The Science of Political Economy. 1 vol., 8vo, 62.50.
A Perplexed Philosopher. 12mo, cloth, 61.00; paper, 25 cents.
Social Problems. 12mo, cloth, 61.00; paper, 25 cents.
The land Question. Paper, 20 cents.
Property in Land. A Controversy with the Duke of Argyll. Paper, 20 cents.
The Condition of Labor. An Open Letter to Pope Leo XIII. 12mo, cloth, 75 cents; paper, 20 cents.
Property in Land, The Condition of Labor and The Land Question, bound together in one volume, 12 mo, cloth, 61,00.
Our Land and Land Policy. With Essays and Speeches. 1. vol., cloth, gilt top, 62.50.
Uniform Lbrary Edition of all these works, including The Life of Henry George by his son, 10 vols., 12mo, green buckram, gilt top, 617.00.
The Life of Menry George, by Henry George, Jr. 1 vol., cloth, 8 illustrations, 61.00.
Entered according to act of Congress in the year 1879
The Country Life Press, Garden City, N.Y
To Those Who,
san francisco, March, 1879.
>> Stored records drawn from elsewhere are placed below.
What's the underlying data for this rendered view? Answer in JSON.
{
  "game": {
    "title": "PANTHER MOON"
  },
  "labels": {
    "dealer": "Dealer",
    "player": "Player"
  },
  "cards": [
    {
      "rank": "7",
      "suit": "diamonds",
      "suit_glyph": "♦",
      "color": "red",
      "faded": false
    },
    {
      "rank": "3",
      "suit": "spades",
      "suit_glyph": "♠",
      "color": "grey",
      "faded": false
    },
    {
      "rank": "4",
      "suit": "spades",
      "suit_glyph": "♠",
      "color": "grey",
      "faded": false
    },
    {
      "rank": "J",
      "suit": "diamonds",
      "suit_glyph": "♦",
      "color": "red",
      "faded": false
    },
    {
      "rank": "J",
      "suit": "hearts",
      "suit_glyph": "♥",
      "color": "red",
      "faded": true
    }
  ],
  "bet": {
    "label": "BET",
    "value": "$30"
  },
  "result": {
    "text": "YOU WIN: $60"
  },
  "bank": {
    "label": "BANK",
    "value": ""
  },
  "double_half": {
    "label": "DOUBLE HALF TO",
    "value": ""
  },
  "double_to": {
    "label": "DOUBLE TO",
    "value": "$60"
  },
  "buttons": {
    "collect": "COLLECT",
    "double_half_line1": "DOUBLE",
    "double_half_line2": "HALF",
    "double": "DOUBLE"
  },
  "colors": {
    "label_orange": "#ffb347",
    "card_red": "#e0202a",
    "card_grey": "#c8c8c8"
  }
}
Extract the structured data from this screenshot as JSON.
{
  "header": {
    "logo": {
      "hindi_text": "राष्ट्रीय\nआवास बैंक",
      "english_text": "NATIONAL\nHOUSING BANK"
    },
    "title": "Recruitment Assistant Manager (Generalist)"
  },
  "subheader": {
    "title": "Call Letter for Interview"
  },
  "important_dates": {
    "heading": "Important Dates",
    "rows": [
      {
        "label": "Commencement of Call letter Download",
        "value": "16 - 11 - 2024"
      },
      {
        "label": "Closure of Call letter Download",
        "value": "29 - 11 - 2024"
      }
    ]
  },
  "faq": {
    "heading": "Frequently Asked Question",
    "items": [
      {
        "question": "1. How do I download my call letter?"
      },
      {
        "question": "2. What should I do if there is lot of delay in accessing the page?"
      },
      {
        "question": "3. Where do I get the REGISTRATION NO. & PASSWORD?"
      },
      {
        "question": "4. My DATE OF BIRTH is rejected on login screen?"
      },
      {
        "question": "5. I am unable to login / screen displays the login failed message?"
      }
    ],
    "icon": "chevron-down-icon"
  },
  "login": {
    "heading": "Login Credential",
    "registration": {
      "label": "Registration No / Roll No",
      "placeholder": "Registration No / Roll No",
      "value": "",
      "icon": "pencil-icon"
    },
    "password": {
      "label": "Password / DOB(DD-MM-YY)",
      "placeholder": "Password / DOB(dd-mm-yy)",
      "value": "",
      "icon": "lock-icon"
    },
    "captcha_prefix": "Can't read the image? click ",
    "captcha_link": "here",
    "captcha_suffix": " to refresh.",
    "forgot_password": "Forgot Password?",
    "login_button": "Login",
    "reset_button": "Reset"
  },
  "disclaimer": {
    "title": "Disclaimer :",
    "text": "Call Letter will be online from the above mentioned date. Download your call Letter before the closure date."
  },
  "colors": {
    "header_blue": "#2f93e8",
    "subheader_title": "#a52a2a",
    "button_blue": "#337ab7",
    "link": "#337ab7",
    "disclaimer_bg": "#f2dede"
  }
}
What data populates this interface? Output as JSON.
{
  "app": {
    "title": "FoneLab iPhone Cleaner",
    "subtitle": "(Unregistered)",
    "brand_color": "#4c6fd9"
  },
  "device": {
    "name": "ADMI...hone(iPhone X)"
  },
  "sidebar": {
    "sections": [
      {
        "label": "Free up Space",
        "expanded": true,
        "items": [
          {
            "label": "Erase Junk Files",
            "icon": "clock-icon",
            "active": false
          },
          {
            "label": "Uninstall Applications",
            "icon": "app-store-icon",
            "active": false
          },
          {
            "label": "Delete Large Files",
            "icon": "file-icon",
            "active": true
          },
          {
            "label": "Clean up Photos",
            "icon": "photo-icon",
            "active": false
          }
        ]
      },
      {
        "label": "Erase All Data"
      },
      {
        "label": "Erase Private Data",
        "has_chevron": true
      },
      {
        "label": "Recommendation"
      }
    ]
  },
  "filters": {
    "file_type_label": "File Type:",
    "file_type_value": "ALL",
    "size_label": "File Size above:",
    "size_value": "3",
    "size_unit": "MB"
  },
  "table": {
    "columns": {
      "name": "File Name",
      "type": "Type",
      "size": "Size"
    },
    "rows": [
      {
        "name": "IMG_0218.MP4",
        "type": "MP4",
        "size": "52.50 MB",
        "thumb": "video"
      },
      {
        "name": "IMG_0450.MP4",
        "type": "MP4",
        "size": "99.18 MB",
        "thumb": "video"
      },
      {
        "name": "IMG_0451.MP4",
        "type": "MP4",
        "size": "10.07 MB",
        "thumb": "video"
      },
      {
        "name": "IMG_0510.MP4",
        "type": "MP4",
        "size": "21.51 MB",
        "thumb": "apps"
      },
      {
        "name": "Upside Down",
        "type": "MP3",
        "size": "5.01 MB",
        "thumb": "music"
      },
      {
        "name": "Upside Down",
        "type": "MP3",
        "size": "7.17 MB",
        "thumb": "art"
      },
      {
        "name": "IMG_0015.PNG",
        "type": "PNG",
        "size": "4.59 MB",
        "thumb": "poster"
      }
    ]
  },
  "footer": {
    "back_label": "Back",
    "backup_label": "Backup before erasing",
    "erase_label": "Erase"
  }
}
Make for thyself a definition or description of the thing which is presented to thee, so as to see distinctly what kind of a thing it is, in its substance, in its nudity, in its complete entirety, and tell thyself its proper name, and the names of the things of which it has been compounded, and into which it will be resolved. For nothing is so productive of elevation of mind as to be able to examine methodically and truly every object which is presented to thee in life, and always to look at things so as to see at the same time what kind of universe this is, and what kind of use everything performs in it, and what value everything has with reference to the whole, and what with reference to man, who is a citizen of the highest city, of which all other cities are like families; what each thing is, and of what it is composed, and how long it is the nature of this thing to endure.
—Marcus Aurelius Antoninus.